Directions: Find the lines below holding the word "JSON" and copy each of them.

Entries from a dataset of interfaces
┌──

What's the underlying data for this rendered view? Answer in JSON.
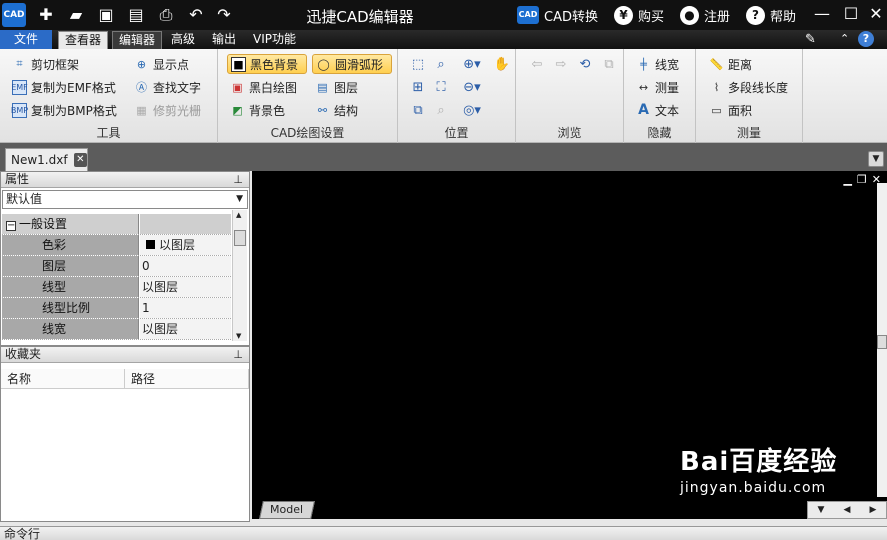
{
  "titlebar": {
    "title": "迅捷CAD编辑器",
    "cad_convert": "CAD转换",
    "buy": "购买",
    "register": "注册",
    "help": "帮助",
    "logo_text": "CAD"
  },
  "menu": {
    "file": "文件",
    "tabs": [
      "查看器",
      "编辑器",
      "高级",
      "输出",
      "VIP功能"
    ]
  },
  "ribbon": {
    "tools": {
      "label": "工具",
      "items": [
        "剪切框架",
        "复制为EMF格式",
        "复制为BMP格式",
        "显示点",
        "查找文字",
        "修剪光栅"
      ]
    },
    "cad_settings": {
      "label": "CAD绘图设置",
      "items": [
        "黑色背景",
        "黑白绘图",
        "背景色",
        "圆滑弧形",
        "图层",
        "结构"
      ]
    },
    "position": {
      "label": "位置"
    },
    "browse": {
      "label": "浏览"
    },
    "hide": {
      "label": "隐藏",
      "items": [
        "线宽",
        "测量",
        "文本"
      ]
    },
    "measure": {
      "label": "测量",
      "items": [
        "距离",
        "多段线长度",
        "面积"
      ]
    }
  },
  "doc": {
    "tab": "New1.dxf"
  },
  "properties": {
    "title": "属性",
    "select_value": "默认值",
    "group": "一般设置",
    "rows": [
      {
        "key": "色彩",
        "value": "以图层"
      },
      {
        "key": "图层",
        "value": "0"
      },
      {
        "key": "线型",
        "value": "以图层"
      },
      {
        "key": "线型比例",
        "value": "1"
      },
      {
        "key": "线宽",
        "value": "以图层"
      }
    ]
  },
  "favorites": {
    "title": "收藏夹",
    "columns": [
      "名称",
      "路径"
    ]
  },
  "canvas": {
    "model_tab": "Model",
    "background": "#000000",
    "watermark": "Bai百度经验",
    "watermark_sub": "jingyan.baidu.com"
  },
  "command": {
    "title": "命令行"
  },
  "colors": {
    "accent": "#2b6bc7",
    "highlight": "#ffcf4f"
  }
}
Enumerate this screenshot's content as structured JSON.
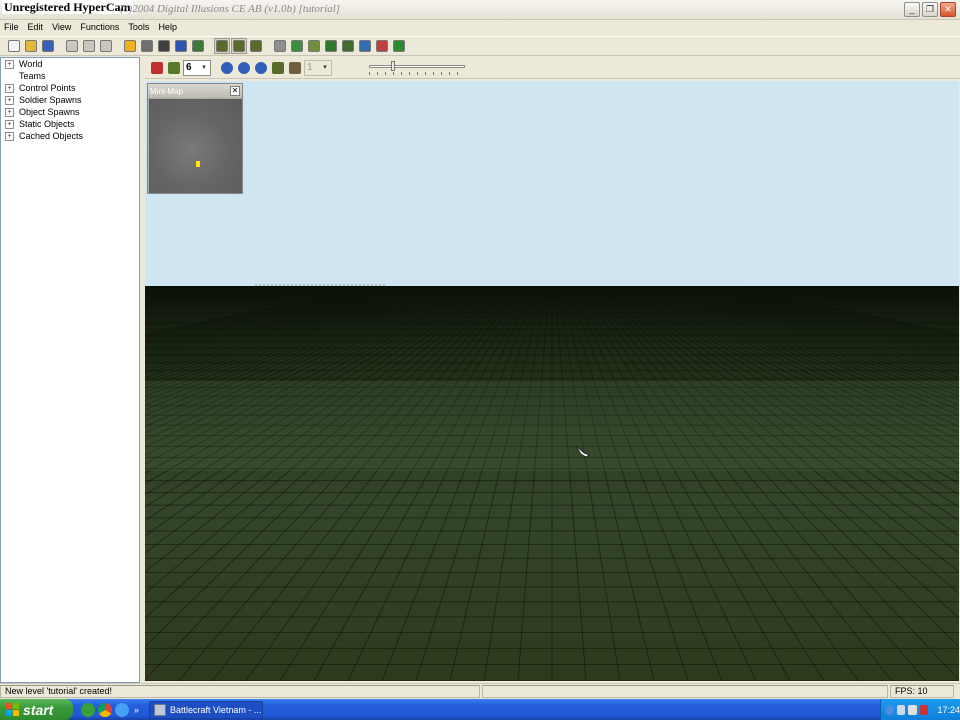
{
  "window": {
    "title_watermark": "Unregistered HyperCam",
    "title_suffix": "(c)2004 Digital Illusions CE AB (v1.0b) [tutorial]",
    "min_glyph": "_",
    "max_glyph": "❐",
    "close_glyph": "✕"
  },
  "menu": [
    "File",
    "Edit",
    "View",
    "Functions",
    "Tools",
    "Help"
  ],
  "toolbar1": {
    "icons": [
      {
        "name": "new-icon",
        "color": "#f4f4f4"
      },
      {
        "name": "open-icon",
        "color": "#e3b93a"
      },
      {
        "name": "save-icon",
        "color": "#3a5fb8"
      },
      {
        "name": "cut-icon",
        "color": "#c8c6bd"
      },
      {
        "name": "copy-icon",
        "color": "#c8c6bd"
      },
      {
        "name": "paste-icon",
        "color": "#c8c6bd"
      },
      {
        "name": "light-icon",
        "color": "#f0b020"
      },
      {
        "name": "frame-icon",
        "color": "#6f6f6f"
      },
      {
        "name": "binoculars-icon",
        "color": "#404040"
      },
      {
        "name": "camera-icon",
        "color": "#2c55b5"
      },
      {
        "name": "grid-icon",
        "color": "#3a7a3a"
      },
      {
        "name": "tank-icon",
        "color": "#5a6a2a"
      },
      {
        "name": "tank-select-icon",
        "color": "#5a6a2a"
      },
      {
        "name": "tank-place-icon",
        "color": "#5a6a2a"
      },
      {
        "name": "mesh-icon",
        "color": "#8f8f8f"
      },
      {
        "name": "terrain-icon",
        "color": "#3e8d3e"
      },
      {
        "name": "grid-toggle-icon",
        "color": "#6f8f3a"
      },
      {
        "name": "tree-icon",
        "color": "#2e7a2e"
      },
      {
        "name": "map-icon",
        "color": "#3f6b2f"
      },
      {
        "name": "globe-icon",
        "color": "#2f6fb0"
      },
      {
        "name": "target-icon",
        "color": "#c04040"
      },
      {
        "name": "shield-icon",
        "color": "#2e8a2e"
      }
    ]
  },
  "tree": [
    {
      "label": "World",
      "expandable": true
    },
    {
      "label": "Teams",
      "expandable": false
    },
    {
      "label": "Control Points",
      "expandable": true
    },
    {
      "label": "Soldier Spawns",
      "expandable": true
    },
    {
      "label": "Object Spawns",
      "expandable": true
    },
    {
      "label": "Static Objects",
      "expandable": true
    },
    {
      "label": "Cached Objects",
      "expandable": true
    }
  ],
  "tree_expand_glyph": "+",
  "toolbar2": {
    "brush_size": "6",
    "layer_value": "1",
    "dropdown_glyph": "▾"
  },
  "minimap": {
    "title": "Mini-Map",
    "close_glyph": "✕"
  },
  "status": {
    "message": "New level 'tutorial' created!",
    "fps": "FPS: 10"
  },
  "taskbar": {
    "start_label": "start",
    "task_label": "Battlecraft Vietnam - ...",
    "more_glyph": "»",
    "clock": "17:24"
  }
}
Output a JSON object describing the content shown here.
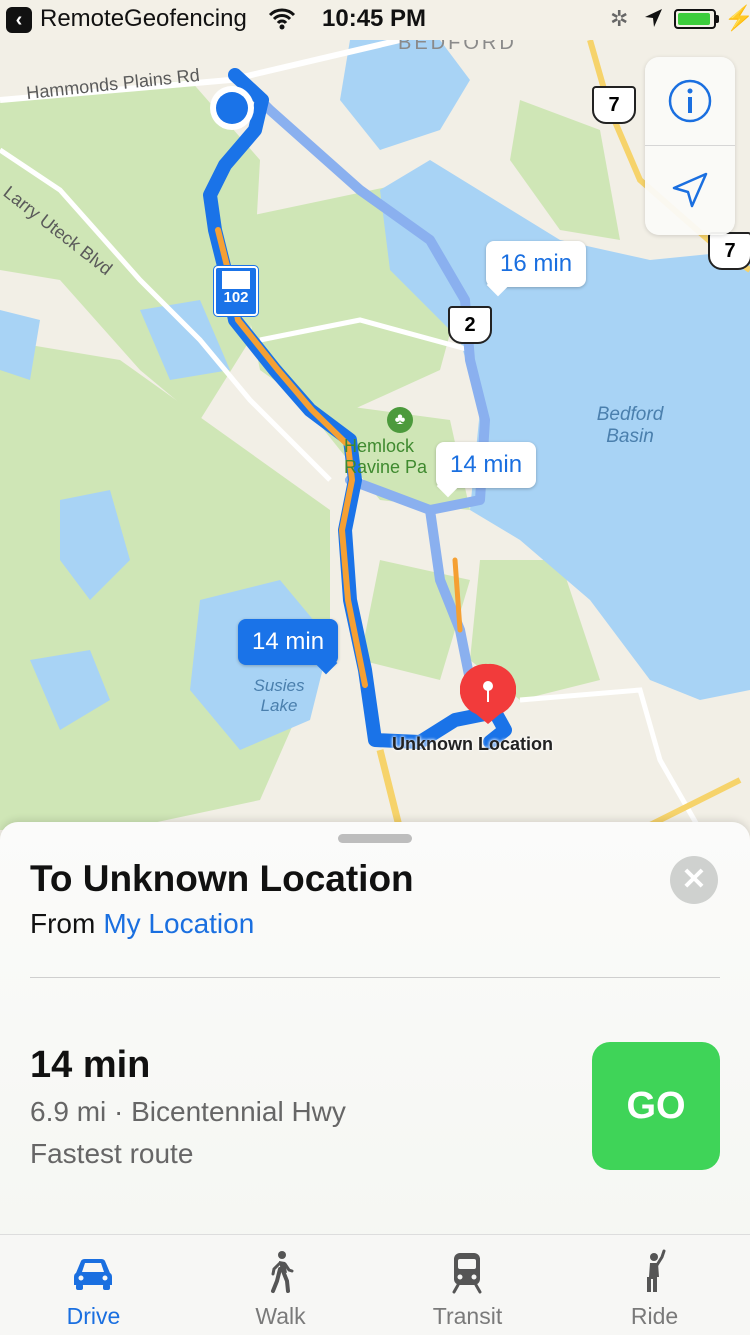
{
  "status_bar": {
    "back_app": "RemoteGeofencing",
    "time": "10:45 PM",
    "battery_level": 0.95
  },
  "map": {
    "labels": {
      "hammonds": "Hammonds Plains Rd",
      "larry": "Larry Uteck Blvd",
      "bedford_top": "BEDFORD",
      "bedford_basin": "Bedford Basin",
      "hemlock": "Hemlock Ravine Pa",
      "susies": "Susies Lake"
    },
    "shields": {
      "hwy7_top": "7",
      "hwy7_right": "7",
      "hwy2": "2",
      "hwy102": "102"
    },
    "route_callouts": [
      {
        "text": "16 min"
      },
      {
        "text": "14 min"
      },
      {
        "text": "14 min"
      }
    ],
    "destination_label": "Unknown Location",
    "colors": {
      "water": "#a8d3f5",
      "park": "#cfe6b6",
      "route": "#1a73e8",
      "alt_route": "#8ab0ef",
      "traffic": "#f5a033"
    }
  },
  "map_controls": {
    "info": "info-icon",
    "locate": "location-arrow-icon"
  },
  "sheet": {
    "title": "To Unknown Location",
    "from_prefix": "From",
    "from_link": "My Location",
    "route_time": "14 min",
    "route_detail": "6.9 mi · Bicentennial Hwy",
    "route_note": "Fastest route",
    "go_label": "GO"
  },
  "tabs": [
    {
      "label": "Drive",
      "icon": "car-icon"
    },
    {
      "label": "Walk",
      "icon": "walk-icon"
    },
    {
      "label": "Transit",
      "icon": "train-icon"
    },
    {
      "label": "Ride",
      "icon": "ride-icon"
    }
  ]
}
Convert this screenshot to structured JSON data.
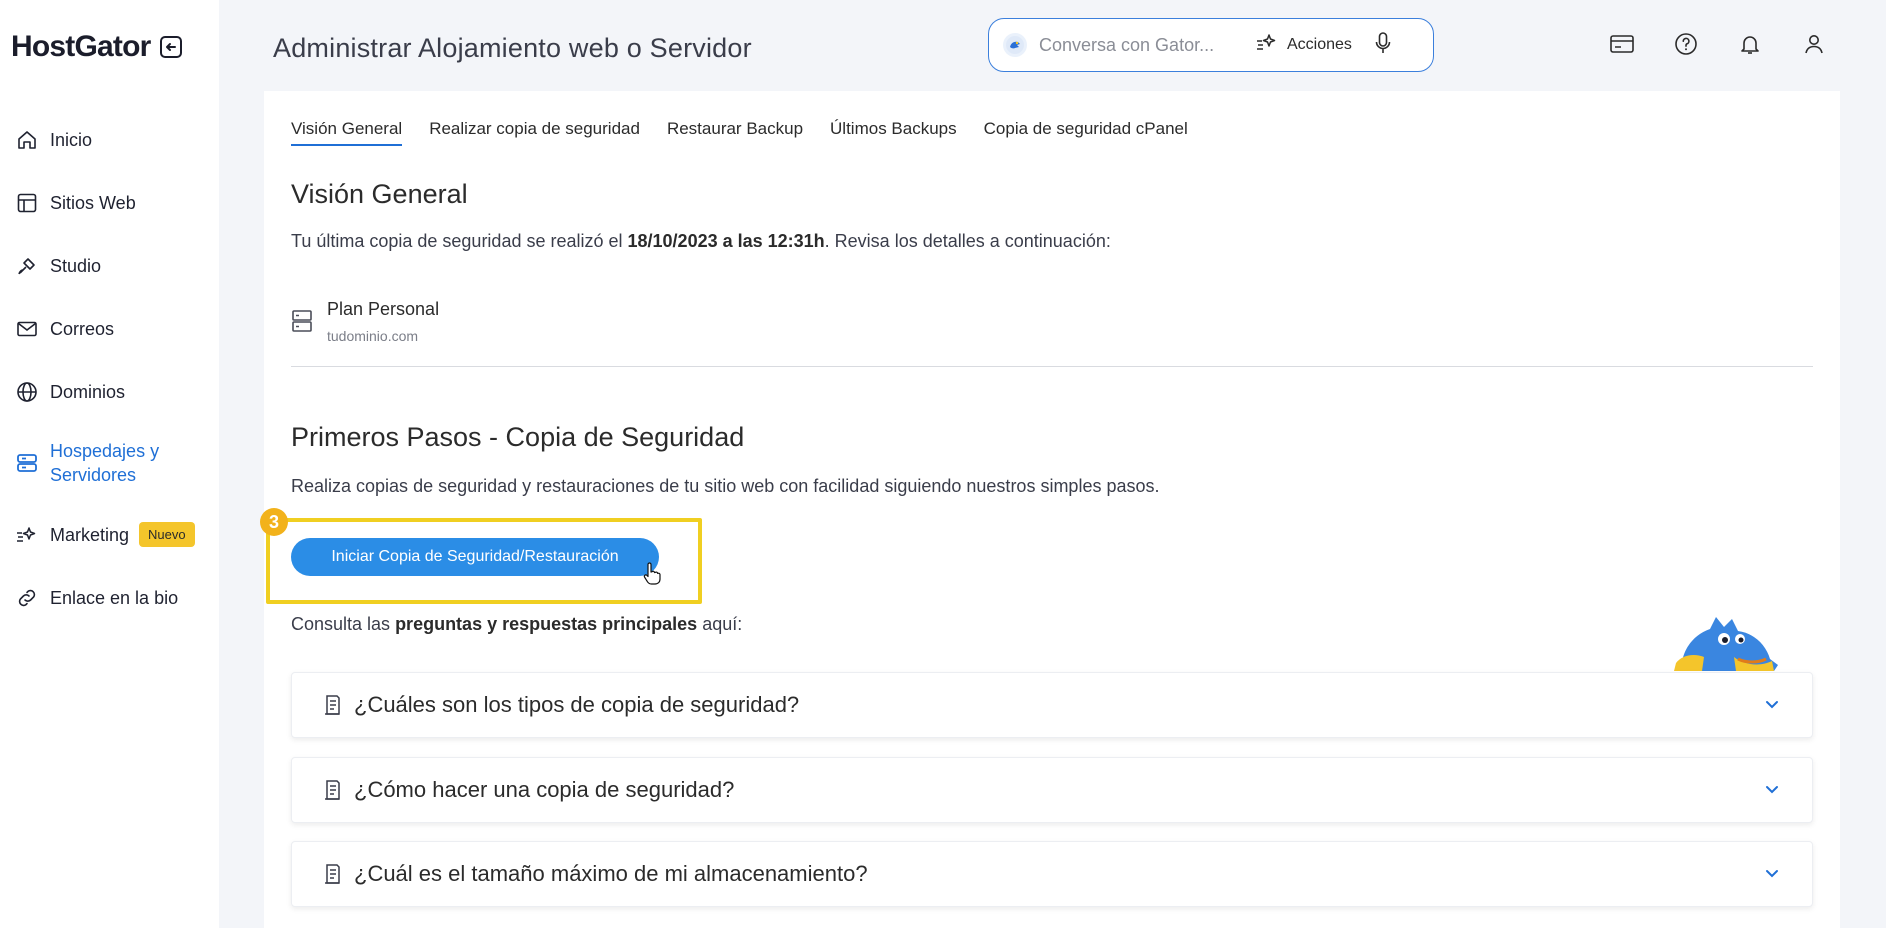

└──

Output for this task:
What's the underlying data for this rendered view? Answer in JSON.
Enumerate this screenshot's content as structured JSON.
Output a JSON object describing the content shown here.
Convert this screenshot to structured JSON data.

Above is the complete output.